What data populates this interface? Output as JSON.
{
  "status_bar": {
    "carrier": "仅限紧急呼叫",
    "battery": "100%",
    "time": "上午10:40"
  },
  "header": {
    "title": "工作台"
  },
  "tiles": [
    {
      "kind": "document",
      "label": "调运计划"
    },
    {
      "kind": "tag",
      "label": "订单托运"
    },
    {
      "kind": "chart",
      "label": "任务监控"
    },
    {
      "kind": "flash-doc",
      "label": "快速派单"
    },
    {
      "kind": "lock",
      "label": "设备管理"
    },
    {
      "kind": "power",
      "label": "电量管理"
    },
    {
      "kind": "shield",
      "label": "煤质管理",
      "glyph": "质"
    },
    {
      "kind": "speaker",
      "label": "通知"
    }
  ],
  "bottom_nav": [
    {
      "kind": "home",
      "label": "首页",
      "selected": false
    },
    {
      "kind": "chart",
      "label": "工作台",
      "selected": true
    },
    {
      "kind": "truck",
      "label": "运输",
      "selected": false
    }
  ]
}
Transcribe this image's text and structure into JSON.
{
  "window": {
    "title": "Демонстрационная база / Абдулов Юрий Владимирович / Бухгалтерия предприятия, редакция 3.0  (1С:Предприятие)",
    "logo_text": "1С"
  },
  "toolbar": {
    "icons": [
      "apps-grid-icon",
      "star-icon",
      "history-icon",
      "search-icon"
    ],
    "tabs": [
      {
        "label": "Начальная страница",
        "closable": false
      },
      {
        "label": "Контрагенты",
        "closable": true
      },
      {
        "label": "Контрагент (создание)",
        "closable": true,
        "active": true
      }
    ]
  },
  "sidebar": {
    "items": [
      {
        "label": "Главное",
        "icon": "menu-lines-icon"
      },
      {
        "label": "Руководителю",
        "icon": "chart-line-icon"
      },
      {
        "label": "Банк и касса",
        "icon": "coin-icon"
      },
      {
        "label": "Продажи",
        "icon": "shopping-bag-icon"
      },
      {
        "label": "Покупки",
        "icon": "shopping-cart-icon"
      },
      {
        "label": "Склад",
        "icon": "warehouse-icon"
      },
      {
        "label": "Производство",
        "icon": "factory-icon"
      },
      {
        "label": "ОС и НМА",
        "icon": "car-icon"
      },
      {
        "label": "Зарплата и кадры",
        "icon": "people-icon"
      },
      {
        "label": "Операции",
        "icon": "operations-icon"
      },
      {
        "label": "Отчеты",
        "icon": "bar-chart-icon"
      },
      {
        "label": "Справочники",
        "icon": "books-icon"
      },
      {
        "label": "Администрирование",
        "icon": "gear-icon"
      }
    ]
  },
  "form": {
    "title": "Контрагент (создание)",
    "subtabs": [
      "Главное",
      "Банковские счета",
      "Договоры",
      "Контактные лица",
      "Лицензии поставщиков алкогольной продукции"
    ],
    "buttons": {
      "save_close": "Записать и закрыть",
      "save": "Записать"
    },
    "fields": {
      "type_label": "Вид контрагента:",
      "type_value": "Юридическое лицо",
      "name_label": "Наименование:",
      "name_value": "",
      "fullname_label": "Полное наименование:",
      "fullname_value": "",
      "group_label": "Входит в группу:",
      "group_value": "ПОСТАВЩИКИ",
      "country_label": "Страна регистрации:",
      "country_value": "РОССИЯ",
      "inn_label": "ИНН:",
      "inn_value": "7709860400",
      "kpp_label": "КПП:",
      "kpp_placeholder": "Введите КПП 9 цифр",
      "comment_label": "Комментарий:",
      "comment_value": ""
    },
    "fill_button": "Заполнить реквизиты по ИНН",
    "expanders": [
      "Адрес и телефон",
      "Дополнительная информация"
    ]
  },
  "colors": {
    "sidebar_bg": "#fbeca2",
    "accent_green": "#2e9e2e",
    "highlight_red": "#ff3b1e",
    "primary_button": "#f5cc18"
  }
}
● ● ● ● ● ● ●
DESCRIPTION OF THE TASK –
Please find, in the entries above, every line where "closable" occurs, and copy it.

RESULT OF THE TASK –
        "closable": false
        "closable": true
        "closable": true,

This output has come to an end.